Detecting early warning signs of childhood cancer is vital | Western Cape Government


Detecting early warning signs of childhood cancer is vital

15 October 2019

Seven-year old Melina Nyoni from Blue Downs was recently diagnosed with nephroblastoma at Tygerberg Hospital. This disease is the most common renal tumour of children between the ages 2 and 5, and is also the fourth most common cancer in children in South Africa. It originates from one of the kidneys and in rare cases affects both kidneys.

Annually, Tygerberg Hospital treats six patients for this disease, with the most common presenting symptoms and signs being abdominal pain and/or distension, loss of appetite with or without weight loss, constipation and vomiting. Melina experienced these symptoms, particularly weight loss and an enlarging growth in her abdomen.

Upon presentation to Tygerberg Hospital in July 2019, Melina had a six-month history of abdominal pain, which continued to deteriorate. Upon examination, a large mass was found in the left side of her abdomen. Special investigations confirmed the presence of a large, solid mass originating from her left kidney. No signs of metastases were evident in her treatment, although tests confirmed a diagnosis of nephroblastoma. According to Melina’s father, Noel, now that the family is aware of her diagnosis, they are optimistic that she will recover well.

Dr Anel van Zyl, Paediatric Oncologist at Tygerberg Hospital, says in some cases, blood may often be present in the urine and the child may suffer from high blood pressure. “The treatment typically includes four to six weeks of pre-operative chemotherapy in order to shrink the tumour, and treat any metastatic lesions if present. A nephrectomy and complete tumour excision are then performed, after which the histological staging is determined. This staging determines the intensity and duration of post-operative chemotherapy, which can be four to 34 weeks. If it is diagnosed early before any spread has occurred, the overall survival rate is excellent (up to 90% and above). For more advanced disease, the survival is still at least 65% or higher,” explained Dr Van Zyl.

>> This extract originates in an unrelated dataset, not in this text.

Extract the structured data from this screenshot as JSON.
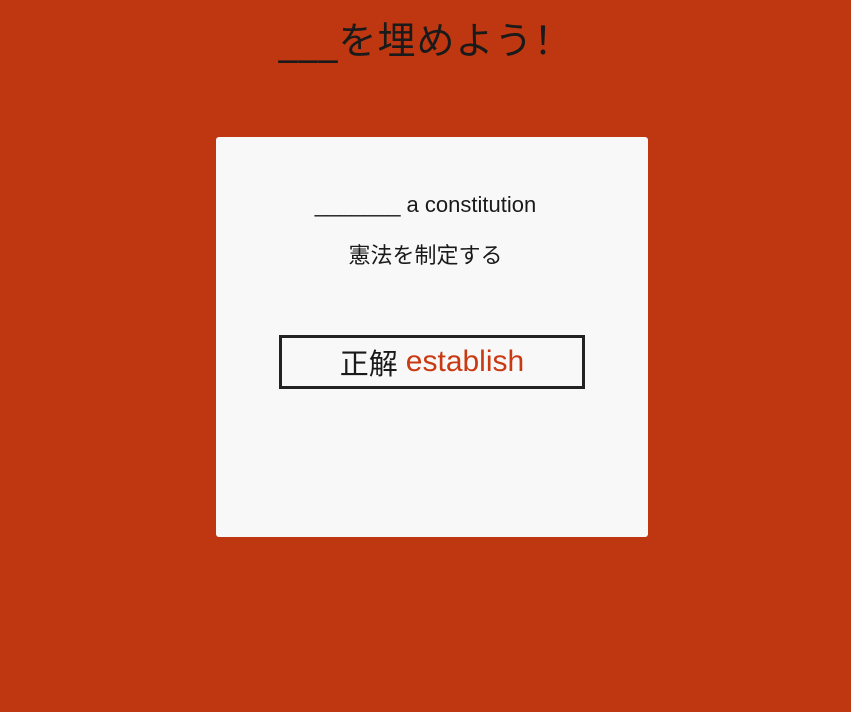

The Cancer Association of South Africa (CANSA) estimates that between 800 and 1 000 South African children are diagnosed with cancer annually. Of concern is the fact that half of the children with cancer in the country are seldom diagnosed. The Western Cape Government Health is urging parents and caregivers to familiarise themselves with the symptoms of childhood cancer and to seek appropriate medical assistance where applicable.

According to CANSA, early warning signs of childhood cancer can include:

  • Aching bones, joints, and back;
  • Easy fractures;
  • Unexplained fever for more than two weeks;
  • Unexplained weight loss, pale appearance, and fatigue;
  • Easy bruising and bleeding;
  • A white spot in the eye, new squint, sudden blindness, or bulging eyeball;
  • A lump on the stomach, pelvis, legs, arms, glands, testicle, or head;
  • A change in walk, balance, speech, or regression; or
  • Continuous headaches with/without vomiting and enlarged head.




Caption: Seven-year old Melina Nyoni from Blue Downs who was recently diagnosed with nephroblastoma.


Media Enquiries: 

Laticia Pienaar
Principal Communications Officer
Tygerberg Hospital
Tel: 021 938 5454
Cell: 081 039 4050